ATHENS – Greece’s accelerated push to find sustainable energy forms hasn’t set aside fossil fuels, with US’s Exxon Mobil joining the country’s HelliniQ petroleum company to complete a seismic survey off the coast of Crete.
It was a two-dimensional (2D) look through two blocks off the island at the same time trying to discover more gas the state-owned energy resources company said, reported Reuters.
Greece hasn’t conducted massive hunts for oil and gas with previous efforts yielding relatively little but is trying to wean itself off reliance on Russian supplies that were exempted from European Union sanctions over the invasion of Ukraine.
The war made Greece turn again toward exploring six onshore and offshore blocks, aiming to get a first idea of potential gas reserves later this year, the news agency report noted.
Hellenic Hydrocarbons and Energy Resources Management Company (HEREMA) said processing company PGS finished the work on behalf of the two energy companies, the US firm having a 70 percent interest and HelliniQ the rest.

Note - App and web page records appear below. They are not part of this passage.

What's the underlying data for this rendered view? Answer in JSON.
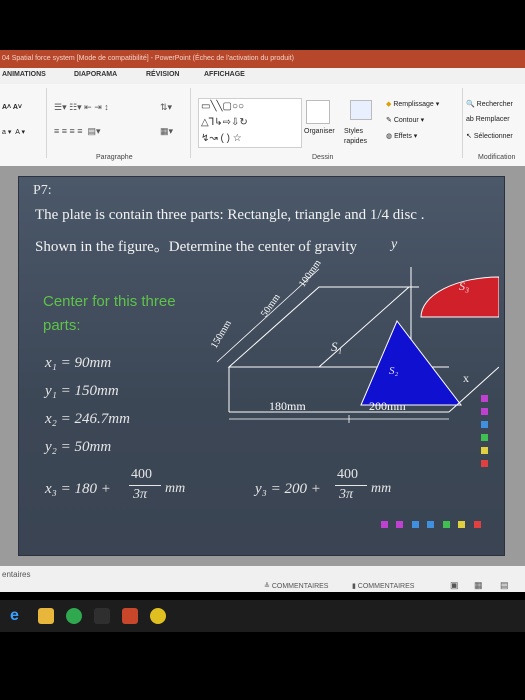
{
  "window": {
    "title": "04 Spatial force system [Mode de compatibilité] - PowerPoint (Échec de l'activation du produit)"
  },
  "ribbon_tabs": [
    "ANIMATIONS",
    "DIAPORAMA",
    "RÉVISION",
    "AFFICHAGE"
  ],
  "ribbon": {
    "paragraphe": "Paragraphe",
    "dessin": "Dessin",
    "modification": "Modification",
    "organiser": "Organiser",
    "styles": "Styles",
    "rapides": "rapides",
    "remplissage": "Remplissage",
    "contour": "Contour",
    "effets": "Effets",
    "rechercher": "Rechercher",
    "remplacer": "Remplacer",
    "selectionner": "Sélectionner"
  },
  "slide": {
    "number": "P7:",
    "line1": "The plate is contain three parts: Rectangle,  triangle and 1/4 disc .",
    "line2": "Shown in the figure。Determine the center of gravity",
    "center_title1": "Center for this three",
    "center_title2": "parts:",
    "eq_x1": "x₁ = 90mm",
    "eq_y1": "y₁ = 150mm",
    "eq_x2": "x₂ = 246.7mm",
    "eq_y2": "y₂ = 50mm",
    "eq_x3_prefix": "x₃ = 180 +",
    "eq_y3_prefix": "y₃ = 200 +",
    "frac_num": "400",
    "frac_den": "3π",
    "unit": "mm",
    "fig": {
      "y_axis": "y",
      "x_axis": "x",
      "s1": "S₁",
      "s2": "S₂",
      "s3": "S₃",
      "dim_180": "180mm",
      "dim_200": "200mm",
      "dim_150": "150mm",
      "dim_50": "50mm",
      "dim_100": "100mm"
    },
    "colors": {
      "triangle": "#1010d0",
      "disc": "#d0202a",
      "green_text": "#5fc24a"
    }
  },
  "statusbar": {
    "left": "entaires",
    "comments1": "COMMENTAIRES",
    "comments2": "COMMENTAIRES"
  }
}
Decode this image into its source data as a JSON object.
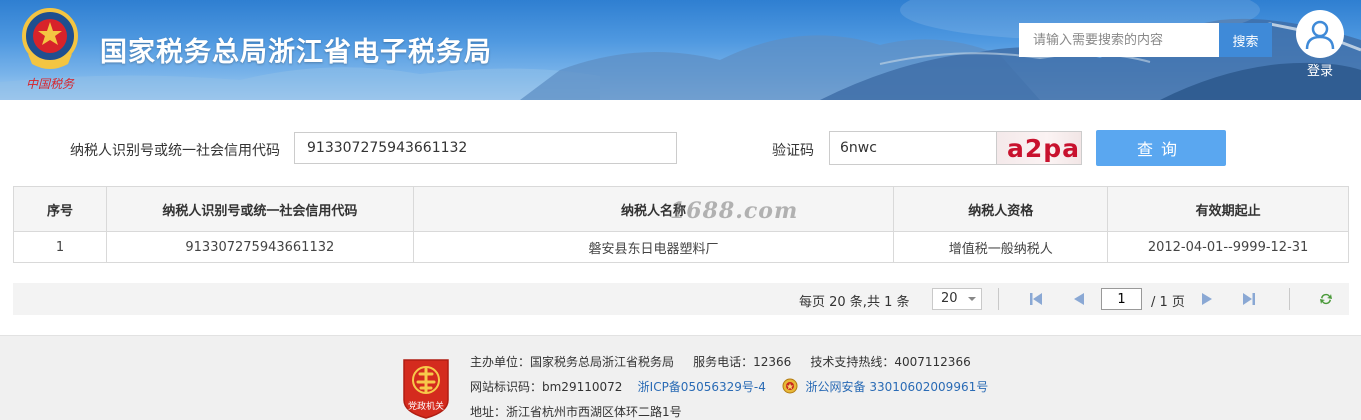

“A total of 12,278 kilometers (7,629 miles) of seismic data were collected against the minimum contractual obligation of 6,500 kilometers (4,038 miles) for the two blocks combined,” it said, adding that the operators will now process and evaluate the data before they decide whether to enter the next exploration phase.
Under HEREMA’s gas exploration plan, that would collect 3D seismic data which will determine whether the operators will conduct a test drilling after earlier data showed structures similar to recent gas discoveries off Egypt and Cyprus.
“Our goal is to have the first exploration drilling within 2025. We need to discover if a new potential source of wealth exists,” Energy Minister Kostas Skrekas said, the report also added.
Greece also has temporarily returned to coal-fired plants to generate electricity and is looking to further use wind and solar after stalling for years to develop green energy alternatives.